Another central source of Dingding’s inspiration is Tibet. “Mama Tien Na” uses words every Tibetan knows and loves, a traditional expression of gratitude to life’s teachers, the people, trees, plants, and animals that bring enlightenment. Dingding loved Tibet, but she had never been there: “When I created my album, I wanted to use just my imagination to travel around. I want to free my music.”
After finishing Alive, Dingding longed to see how close she’d come to capturing the spirit of the place and its people. “Though I sing songs in Tibetan, I didn’t go there until we shot a video in Western Tibet, near Nepal, in a place that is very hard to get to because of the high altitude, low oxygen levels, and long distances. I was the first singer to go there and make a video. But what really surprised me,” she muses, “was a painting I saw on the wall of an ancient palace there. You see, in my apartment, I had a little statue that wore an unusual outfit no one could place. On the palace walls, I saw figures in the same clothing as my little statue. A lot of things in the world are very mysterious and are connected together in ways we cannot know.”
Discovering hidden connections lies at the heart of Sa Dingding’s songs. In “Tuo Luo Ni,” Sa sings the Sanskrit scripture found in every Buddhist stupa, the sacred towers that grace every Buddhist place of worship. “I used this scripture as lyrics because it is very meaningful to everyone studying Buddhism around the world, and because Buddhist culture is an important part of Chinese culture,” she explains.
At the same time, Dingding uncovers the deeply personal by singing in her own, made-up language. After her grandmother passed away, she was struggling to find lyrics to express her longing and sorrow. “I wrote down some lyrics, but I felt that I could not find the love, how I missed her,” Dingding reflects. “So I changed my way.
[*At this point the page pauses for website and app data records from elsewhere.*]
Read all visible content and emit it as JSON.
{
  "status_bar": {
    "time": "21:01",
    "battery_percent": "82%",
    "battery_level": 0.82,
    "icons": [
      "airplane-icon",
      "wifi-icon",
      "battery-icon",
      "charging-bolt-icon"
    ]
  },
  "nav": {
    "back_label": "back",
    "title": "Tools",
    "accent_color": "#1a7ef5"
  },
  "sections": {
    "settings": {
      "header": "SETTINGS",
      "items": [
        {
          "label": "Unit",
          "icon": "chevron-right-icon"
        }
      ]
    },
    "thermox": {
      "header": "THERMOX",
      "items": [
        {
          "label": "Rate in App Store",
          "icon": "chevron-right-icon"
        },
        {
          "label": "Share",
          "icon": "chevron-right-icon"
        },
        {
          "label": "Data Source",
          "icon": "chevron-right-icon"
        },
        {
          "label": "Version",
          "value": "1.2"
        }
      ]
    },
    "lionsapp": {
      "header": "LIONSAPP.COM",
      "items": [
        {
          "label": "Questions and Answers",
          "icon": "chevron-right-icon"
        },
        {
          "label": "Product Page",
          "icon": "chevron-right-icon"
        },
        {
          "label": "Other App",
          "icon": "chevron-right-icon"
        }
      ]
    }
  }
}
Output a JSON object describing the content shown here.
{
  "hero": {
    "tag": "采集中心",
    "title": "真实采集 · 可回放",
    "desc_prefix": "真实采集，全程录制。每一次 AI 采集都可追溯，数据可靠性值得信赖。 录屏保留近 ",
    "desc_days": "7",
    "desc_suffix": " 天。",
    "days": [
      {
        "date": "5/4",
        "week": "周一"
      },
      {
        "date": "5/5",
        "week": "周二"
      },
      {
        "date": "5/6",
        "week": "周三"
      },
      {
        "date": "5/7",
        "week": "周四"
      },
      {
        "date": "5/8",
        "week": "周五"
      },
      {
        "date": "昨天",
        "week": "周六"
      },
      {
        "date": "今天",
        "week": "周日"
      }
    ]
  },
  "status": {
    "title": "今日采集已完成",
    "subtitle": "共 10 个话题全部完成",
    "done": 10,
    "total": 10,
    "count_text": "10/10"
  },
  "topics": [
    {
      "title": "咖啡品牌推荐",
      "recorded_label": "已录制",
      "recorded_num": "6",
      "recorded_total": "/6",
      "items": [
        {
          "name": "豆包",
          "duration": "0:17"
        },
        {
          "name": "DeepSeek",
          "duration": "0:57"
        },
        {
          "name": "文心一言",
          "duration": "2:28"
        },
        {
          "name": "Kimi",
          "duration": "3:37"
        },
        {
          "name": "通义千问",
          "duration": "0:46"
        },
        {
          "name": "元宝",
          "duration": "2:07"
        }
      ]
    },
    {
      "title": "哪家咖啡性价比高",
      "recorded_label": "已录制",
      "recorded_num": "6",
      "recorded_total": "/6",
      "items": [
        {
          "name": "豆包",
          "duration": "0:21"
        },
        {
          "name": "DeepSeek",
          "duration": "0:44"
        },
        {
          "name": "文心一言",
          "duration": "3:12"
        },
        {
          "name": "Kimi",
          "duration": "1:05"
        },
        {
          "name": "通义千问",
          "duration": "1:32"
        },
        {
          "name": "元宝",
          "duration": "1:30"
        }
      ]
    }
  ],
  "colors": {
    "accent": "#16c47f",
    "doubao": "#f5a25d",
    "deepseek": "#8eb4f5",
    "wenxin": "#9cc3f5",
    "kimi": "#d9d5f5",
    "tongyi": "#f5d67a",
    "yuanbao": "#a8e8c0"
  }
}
I searched my deep memory to find the language I used as a baby. When I went to record this new version, the engineers in the studio broke into tears. I was very surprised. I was even more surprised when I did another take and sang words with the same pronunciation as the first time. I knew I had stumbled onto something valuable.” For Sa Dingding, this invented language is a pathway to liberate listeners from their expectations and push them into deeper emotional territory.
The approach works, as Dingding’s Chinese fans are eager to do more than just listen. One song, “Flickering with Blossoms,” was based on lyrics submitted to her blog after she posted a melody and asked listeners to contribute lyrics. The words to this philosophical reflection on the choices we face in life were written by a young woman in a city in southern China. “We’ve never met, and I’ve never been there,” laughs Dingding. “But I do hope to meet her the next time I’m in the area.”
The freedom of expression that Sa feels in her work and encourages in her listeners, the same freedom she first tasted as a young child on the grasslands, is one element of Chinese culture Dingding longs to share with the world. “I feel China is more and more open every day for artists. Right now, I am free to make the kind of music I want to at this point in my life,” she explains. “What I really want to do is communicate with other people, especially in the West, through music, about our cultures.”
Like a Sanskrit prayer or a melody that invokes love without words, Sa Dingding’s songs strive for a deeper connection beyond culture. “In my music,” Dingding laughs, “nothing is impossible.”